    The code in the repositories resides in the data tier, which is accessible using a client application stored on the client side through the application tier. For each branch, you can configure one or more multiple build processes. These builds requires a build server. We can have one build server for all the builds or a separate build server for each repository; alternatively, it can be share a build server between two repositories.

Visual Studio Online

Microsoft also came up with the choice of using Visual Studio Online (VSO), which facilitates all server-side deployments. For example, all source code, work items, build configuration, and team features are hosted on-cloud by Microsoft. This feature immensely simplifies deployment, as we only need to bother with client-side components and Internet access.

In order to access cloud-based TFS, we require a Microsoft account to connect to the service on-cloud using a web browser. Using Visual Studio Online (VSO), we can perform activities such as creating team projects, adding members to the team, and working as you wish, as you do for locally deployed TFS; this is like getting rid of the administering servers. The following screenshot shows the flow of Visual Studio Online (VSO) and Team Project:

In Visual Studio Online (VSO) deployment, the application tier, data tier, and build server are hosted on the cloud via the Microsoft Cloud platform and SQL server Azure technology.

Hybrid deployment

However, there are still arguments for having TFS on-premise and Visual Studio Online (VSO). The following points are the main differences between TFS on-premises and TFS on-cloud:


TFS on-premise

TFS on-cloud (VSO)

Customized work items and process templates


SharePoint and Project server Integration


Data warehousing and Reporting service


CodeLense Support


Active Directory Support


Data availability within the network


Application Insights


Cloud Load Testing


Always on the latest version


Simple installation


Virtual Team Rooms

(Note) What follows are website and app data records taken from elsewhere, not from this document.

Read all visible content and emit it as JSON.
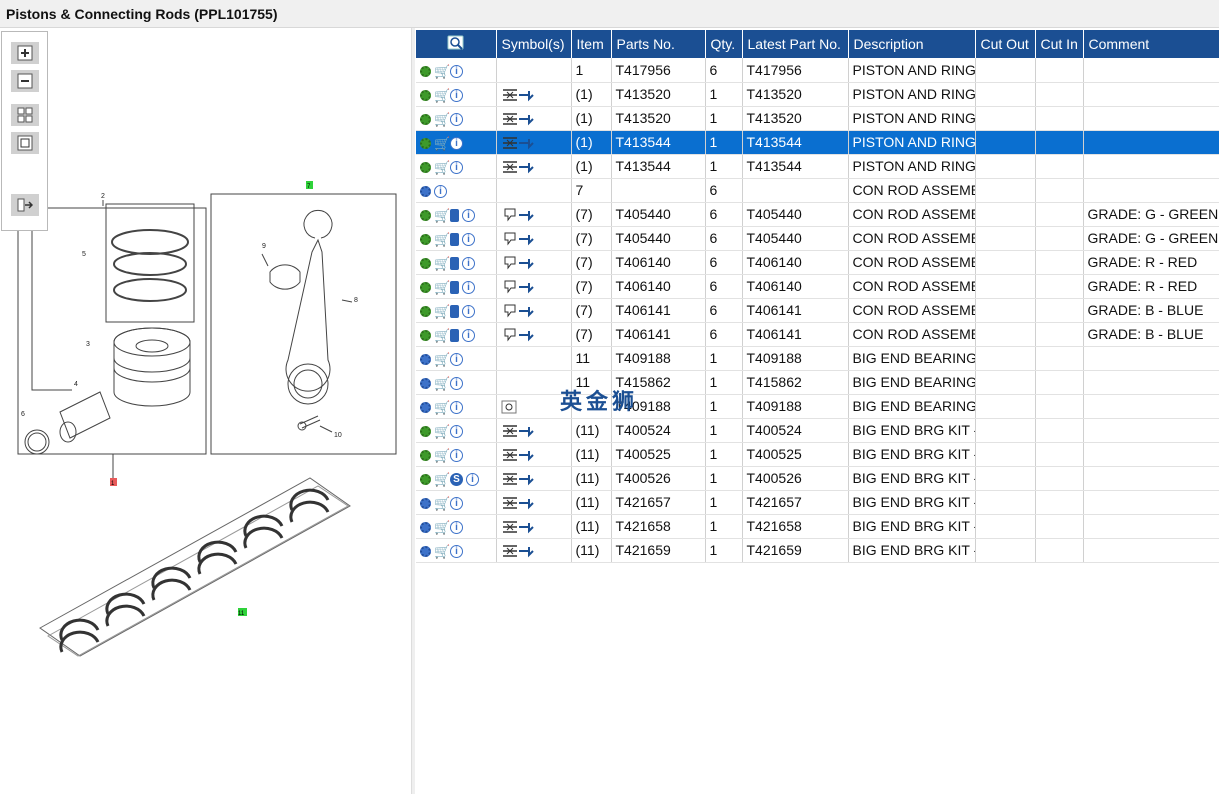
{
  "window": {
    "title": "Pistons & Connecting Rods (PPL101755)"
  },
  "toolbox": {
    "tools": [
      "zoom-in-icon",
      "zoom-out-icon",
      "fit-all-icon",
      "fit-page-icon",
      "export-icon"
    ]
  },
  "diagram": {
    "callouts": {
      "c1": "1",
      "c2": "2",
      "c3": "3",
      "c4": "4",
      "c5": "5",
      "c6": "6",
      "c7": "7",
      "c8": "8",
      "c9": "9",
      "c10": "10",
      "c11": "11"
    }
  },
  "table": {
    "headers": {
      "search_icon": "search-icon",
      "symbols": "Symbol(s)",
      "item": "Item",
      "parts_no": "Parts No.",
      "qty": "Qty.",
      "latest": "Latest Part No.",
      "desc": "Description",
      "cut_out": "Cut Out",
      "cut_in": "Cut In",
      "comment": "Comment"
    },
    "rows": [
      {
        "item": "1",
        "parts": "T417956",
        "qty": "6",
        "latest": "T417956",
        "desc": "PISTON AND RING",
        "comment": ""
      },
      {
        "item": "(1)",
        "parts": "T413520",
        "qty": "1",
        "latest": "T413520",
        "desc": "PISTON AND RING",
        "comment": ""
      },
      {
        "item": "(1)",
        "parts": "T413520",
        "qty": "1",
        "latest": "T413520",
        "desc": "PISTON AND RING",
        "comment": ""
      },
      {
        "item": "(1)",
        "parts": "T413544",
        "qty": "1",
        "latest": "T413544",
        "desc": "PISTON AND RING",
        "comment": ""
      },
      {
        "item": "(1)",
        "parts": "T413544",
        "qty": "1",
        "latest": "T413544",
        "desc": "PISTON AND RING",
        "comment": ""
      },
      {
        "item": "7",
        "parts": "",
        "qty": "6",
        "latest": "",
        "desc": "CON ROD ASSEME",
        "comment": ""
      },
      {
        "item": "(7)",
        "parts": "T405440",
        "qty": "6",
        "latest": "T405440",
        "desc": "CON ROD ASSEME",
        "comment": "GRADE: G - GREEN"
      },
      {
        "item": "(7)",
        "parts": "T405440",
        "qty": "6",
        "latest": "T405440",
        "desc": "CON ROD ASSEME",
        "comment": "GRADE: G - GREEN"
      },
      {
        "item": "(7)",
        "parts": "T406140",
        "qty": "6",
        "latest": "T406140",
        "desc": "CON ROD ASSEME",
        "comment": "GRADE: R - RED"
      },
      {
        "item": "(7)",
        "parts": "T406140",
        "qty": "6",
        "latest": "T406140",
        "desc": "CON ROD ASSEME",
        "comment": "GRADE: R - RED"
      },
      {
        "item": "(7)",
        "parts": "T406141",
        "qty": "6",
        "latest": "T406141",
        "desc": "CON ROD ASSEME",
        "comment": "GRADE: B - BLUE"
      },
      {
        "item": "(7)",
        "parts": "T406141",
        "qty": "6",
        "latest": "T406141",
        "desc": "CON ROD ASSEME",
        "comment": "GRADE: B - BLUE"
      },
      {
        "item": "11",
        "parts": "T409188",
        "qty": "1",
        "latest": "T409188",
        "desc": "BIG END BEARING",
        "comment": ""
      },
      {
        "item": "11",
        "parts": "T415862",
        "qty": "1",
        "latest": "T415862",
        "desc": "BIG END BEARING",
        "comment": ""
      },
      {
        "item": "",
        "parts": "T409188",
        "qty": "1",
        "latest": "T409188",
        "desc": "BIG END BEARING",
        "comment": ""
      },
      {
        "item": "(11)",
        "parts": "T400524",
        "qty": "1",
        "latest": "T400524",
        "desc": "BIG END BRG KIT -",
        "comment": ""
      },
      {
        "item": "(11)",
        "parts": "T400525",
        "qty": "1",
        "latest": "T400525",
        "desc": "BIG END BRG KIT -",
        "comment": ""
      },
      {
        "item": "(11)",
        "parts": "T400526",
        "qty": "1",
        "latest": "T400526",
        "desc": "BIG END BRG KIT -",
        "comment": ""
      },
      {
        "item": "(11)",
        "parts": "T421657",
        "qty": "1",
        "latest": "T421657",
        "desc": "BIG END BRG KIT -",
        "comment": ""
      },
      {
        "item": "(11)",
        "parts": "T421658",
        "qty": "1",
        "latest": "T421658",
        "desc": "BIG END BRG KIT -",
        "comment": ""
      },
      {
        "item": "(11)",
        "parts": "T421659",
        "qty": "1",
        "latest": "T421659",
        "desc": "BIG END BRG KIT -",
        "comment": ""
      }
    ]
  },
  "watermark": "英金狮",
  "colors": {
    "header_bg": "#1b4f93",
    "selected_row": "#0a6fd0",
    "callout_red": "#e85a5a",
    "callout_green": "#2fd23a"
  }
}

Supports Microsoft IDs


Team Foundation Server has customizable work items and process templates, enterprise-level reporting, and incredible scalability. Visual Studio Online (VSO) has elastic load testing, Application Insights, and deep integration with Azure. It looks as if enterprises have to choose one or the other, but it's not always true. We can have the advantage of both to add more power to Application Life Cycle Management.

There are various integration tools available for TFS and Visual Studio Online (VSO). All are open source and you can choose one as per your requirements; they are as follows:

  • Code Plex Integration Tools

  • Team Foundation Server Integration Tools

  • ALM Rangers